What Are AR Startups Doing To Advance The Industry?

5th April, 2019 by

The breakneck speed of evolution surrounding augmented reality heralds new innovations on a weekly basis. By a happy coincidence, the development of Augmented Reality, or AR (overlaying digital data across real-world environments), has coincided with contemporary trends like crowdfunding and seed investments. As a result, AR startups are launching all the time, hoping to become the next Niantic or Oculus.

Establishing a presence

Mainstream acceptance of AR is reflected in HBO using AR in Game of Thrones experiences at SXSW, and Dior’s adoption of Instagram filters so the public can virtually try on their 2019 sunglasses collection. However, many of the most exciting developments are happening at the newer end of this burgeoning market. Healthcare currently represents one of the most hotly-contested AR sectors, with visualization tools for surgeons being developed by New York-based Medivis and Salt Lake City-based Novarad.
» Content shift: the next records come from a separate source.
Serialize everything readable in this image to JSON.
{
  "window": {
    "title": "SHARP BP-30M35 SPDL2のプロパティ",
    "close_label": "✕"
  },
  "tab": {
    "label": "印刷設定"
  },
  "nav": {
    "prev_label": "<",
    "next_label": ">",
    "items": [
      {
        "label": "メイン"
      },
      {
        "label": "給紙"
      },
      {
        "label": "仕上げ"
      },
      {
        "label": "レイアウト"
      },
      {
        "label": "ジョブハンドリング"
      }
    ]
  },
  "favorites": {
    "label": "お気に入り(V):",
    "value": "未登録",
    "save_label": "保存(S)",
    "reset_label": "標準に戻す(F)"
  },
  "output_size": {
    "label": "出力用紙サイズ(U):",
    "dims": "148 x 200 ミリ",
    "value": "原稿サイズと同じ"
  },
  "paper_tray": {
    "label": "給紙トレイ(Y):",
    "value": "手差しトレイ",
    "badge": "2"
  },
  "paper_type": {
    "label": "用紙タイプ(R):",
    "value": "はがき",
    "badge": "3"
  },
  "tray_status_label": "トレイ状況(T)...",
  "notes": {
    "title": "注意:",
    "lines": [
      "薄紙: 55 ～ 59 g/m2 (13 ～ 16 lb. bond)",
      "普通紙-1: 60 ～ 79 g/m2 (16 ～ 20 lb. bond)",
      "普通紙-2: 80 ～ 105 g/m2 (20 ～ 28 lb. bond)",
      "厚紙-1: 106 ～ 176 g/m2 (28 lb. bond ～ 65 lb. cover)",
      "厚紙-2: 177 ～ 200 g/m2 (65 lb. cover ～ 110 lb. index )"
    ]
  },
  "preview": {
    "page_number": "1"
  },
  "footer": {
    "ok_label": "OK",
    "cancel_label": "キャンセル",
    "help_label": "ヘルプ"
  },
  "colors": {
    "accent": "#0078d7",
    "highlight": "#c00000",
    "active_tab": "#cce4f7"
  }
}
AR’s potential has also progressively expanded into other industries. Fashion is a prime example, such as Belarus firm Wanna Kicks’ AR sneaker utility, where consumers can virtually ‘try on’ footwear. Travel firm TUI is using AR glasses to deliver destination experiences in their stores, from images and information to 3D models of resorts and hotel accommodation. Indeed, travel and hospitality represent a rich seam for AR advancements. Marriott is experimenting with an AR art gallery that allows guests to position virtual artworks around hotel rooms, before sharing the results on social media.

You wear it well

Wearables represent the Holy Grail for tech startups. The recently resuscitated Google Glass project and Microsoft’s HoloLens 2 headset are competing against a variety of AR startups. Beijing-based Nreal is attempting to develop mixed reality glasses which will weigh just three ounces. They’re also working on MR wraparounds resembling a pair of sunglasses, rivaling Human Capable Inc’s fittingly-titled Norm Glasses. Meanwhile, RealWear is developing industrial worker headwear which projects document navigation, video calls, and guided workflows onto protective visors.

These applications are mainly being assembled using software that’s also relatively new to the market. Few people will have heard of 8th Wall, an AR software maker founded by former Google and Facebook engineers. Dedicated toolkits for mobile apps and web-based AR experiences enable conventional web browsers to develop AR camera effects. This eliminates coding; charging customers on a cost-per-view basis also improves client-side affordability. Even better, it saves businesses and brands from having to develop their own APIs and displays, as Realmax recently did. Between the 2018 and 2019 CES shows, they took stereoscopic 1080p displays and a Qualcomm Snapdragon chip from a solitary prototype to production hardware.

All that glitters is not sold

Of course, AR startups are at uniquely high risk of failure. Half of American businesses fail inside the first five years anyway, and AR is a particularly volatile sector. It requires considerable up-front investment, despite offering no guarantee of long-term success. Unlike the dotcom boom, get-rich-quick schemes are almost non-existent. AR headset firms Meta and castAR both folded recently, while consumer brand Blippar collapsed after losing $44 million in 2017 alone. Consumer appetite for AR content on smartphones remains muted, despite Pokémon Go’s trailblazing success. Even big-hitters like Apple and Magic Leap are struggling to raise profits from a sector whose potential – ironically – remains theoretical.

Nonetheless, at a time when LEGO is launching AR-focused kits and Walmart has established its own tech incubator, AR startups may still find themselves in the right place at the right time. It remains to be seen which innovations and patents will have the greatest long-term influence over this rapidly changing sector.